* To do *
Your reply should reproduce all the data below exactly while excluding the pictures.

##### Input for this task

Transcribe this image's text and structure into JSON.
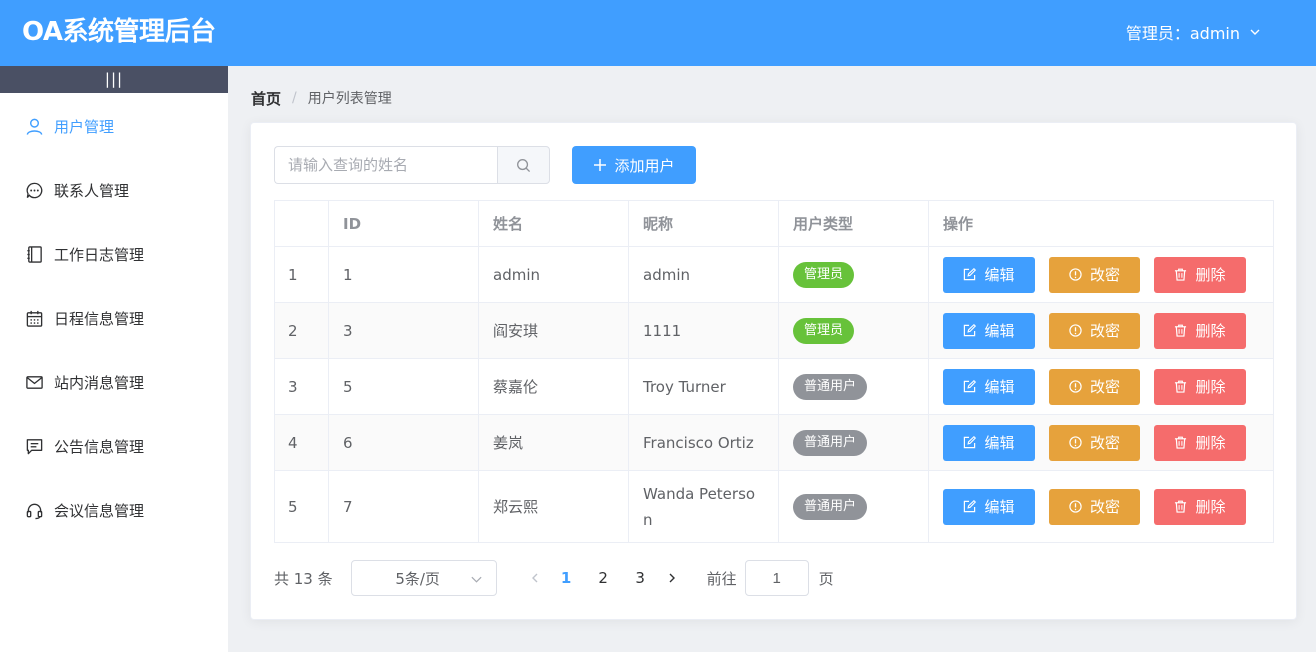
{
  "header": {
    "title": "OA系统管理后台",
    "user_label": "管理员：admin"
  },
  "sidebar": {
    "collapse_label": "|||",
    "items": [
      {
        "label": "用户管理",
        "icon": "user-icon",
        "active": true
      },
      {
        "label": "联系人管理",
        "icon": "chat-dots-icon"
      },
      {
        "label": "工作日志管理",
        "icon": "notebook-icon"
      },
      {
        "label": "日程信息管理",
        "icon": "calendar-icon"
      },
      {
        "label": "站内消息管理",
        "icon": "message-icon"
      },
      {
        "label": "公告信息管理",
        "icon": "chat-square-icon"
      },
      {
        "label": "会议信息管理",
        "icon": "headset-icon"
      }
    ]
  },
  "breadcrumb": {
    "home": "首页",
    "separator": "/",
    "current": "用户列表管理"
  },
  "toolbar": {
    "search_placeholder": "请输入查询的姓名",
    "search_value": "",
    "add_label": "添加用户"
  },
  "table": {
    "columns": [
      "",
      "ID",
      "姓名",
      "昵称",
      "用户类型",
      "操作"
    ],
    "rows": [
      {
        "index": "1",
        "id": "1",
        "name": "admin",
        "nickname": "admin",
        "type": "管理员",
        "type_kind": "admin"
      },
      {
        "index": "2",
        "id": "3",
        "name": "阎安琪",
        "nickname": "1111",
        "type": "管理员",
        "type_kind": "admin"
      },
      {
        "index": "3",
        "id": "5",
        "name": "蔡嘉伦",
        "nickname": "Troy Turner",
        "type": "普通用户",
        "type_kind": "user"
      },
      {
        "index": "4",
        "id": "6",
        "name": "姜岚",
        "nickname": "Francisco Ortiz",
        "type": "普通用户",
        "type_kind": "user"
      },
      {
        "index": "5",
        "id": "7",
        "name": "郑云熙",
        "nickname": "Wanda Peterson",
        "type": "普通用户",
        "type_kind": "user"
      }
    ],
    "actions": {
      "edit": "编辑",
      "change_password": "改密",
      "delete": "删除"
    }
  },
  "pagination": {
    "total_label": "共 13 条",
    "page_size": "5条/页",
    "pages": [
      "1",
      "2",
      "3"
    ],
    "current_page": "1",
    "goto_label": "前往",
    "goto_value": "1",
    "page_unit": "页"
  },
  "colors": {
    "primary": "#409eff",
    "warning": "#e6a23c",
    "danger": "#f56c6c",
    "success": "#67c23a",
    "info": "#909399"
  }
}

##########

* Written answer *
Transcribe this image's text and structure into JSON.
{
  "header": {
    "title": "OA系统管理后台",
    "user_label": "管理员：admin"
  },
  "sidebar": {
    "collapse_label": "|||",
    "items": [
      {
        "label": "用户管理",
        "icon": "user-icon",
        "active": true
      },
      {
        "label": "联系人管理",
        "icon": "chat-dots-icon"
      },
      {
        "label": "工作日志管理",
        "icon": "notebook-icon"
      },
      {
        "label": "日程信息管理",
        "icon": "calendar-icon"
      },
      {
        "label": "站内消息管理",
        "icon": "message-icon"
      },
      {
        "label": "公告信息管理",
        "icon": "chat-square-icon"
      },
      {
        "label": "会议信息管理",
        "icon": "headset-icon"
      }
    ]
  },
  "breadcrumb": {
    "home": "首页",
    "separator": "/",
    "current": "用户列表管理"
  },
  "toolbar": {
    "search_placeholder": "请输入查询的姓名",
    "search_value": "",
    "add_label": "添加用户"
  },
  "table": {
    "columns": [
      "",
      "ID",
      "姓名",
      "昵称",
      "用户类型",
      "操作"
    ],
    "rows": [
      {
        "index": "1",
        "id": "1",
        "name": "admin",
        "nickname": "admin",
        "type": "管理员",
        "type_kind": "admin"
      },
      {
        "index": "2",
        "id": "3",
        "name": "阎安琪",
        "nickname": "1111",
        "type": "管理员",
        "type_kind": "admin"
      },
      {
        "index": "3",
        "id": "5",
        "name": "蔡嘉伦",
        "nickname": "Troy Turner",
        "type": "普通用户",
        "type_kind": "user"
      },
      {
        "index": "4",
        "id": "6",
        "name": "姜岚",
        "nickname": "Francisco Ortiz",
        "type": "普通用户",
        "type_kind": "user"
      },
      {
        "index": "5",
        "id": "7",
        "name": "郑云熙",
        "nickname": "Wanda Peterson",
        "type": "普通用户",
        "type_kind": "user"
      }
    ],
    "actions": {
      "edit": "编辑",
      "change_password": "改密",
      "delete": "删除"
    }
  },
  "pagination": {
    "total_label": "共 13 条",
    "page_size": "5条/页",
    "pages": [
      "1",
      "2",
      "3"
    ],
    "current_page": "1",
    "goto_label": "前往",
    "goto_value": "1",
    "page_unit": "页"
  },
  "colors": {
    "primary": "#409eff",
    "warning": "#e6a23c",
    "danger": "#f56c6c",
    "success": "#67c23a",
    "info": "#909399"
  }
}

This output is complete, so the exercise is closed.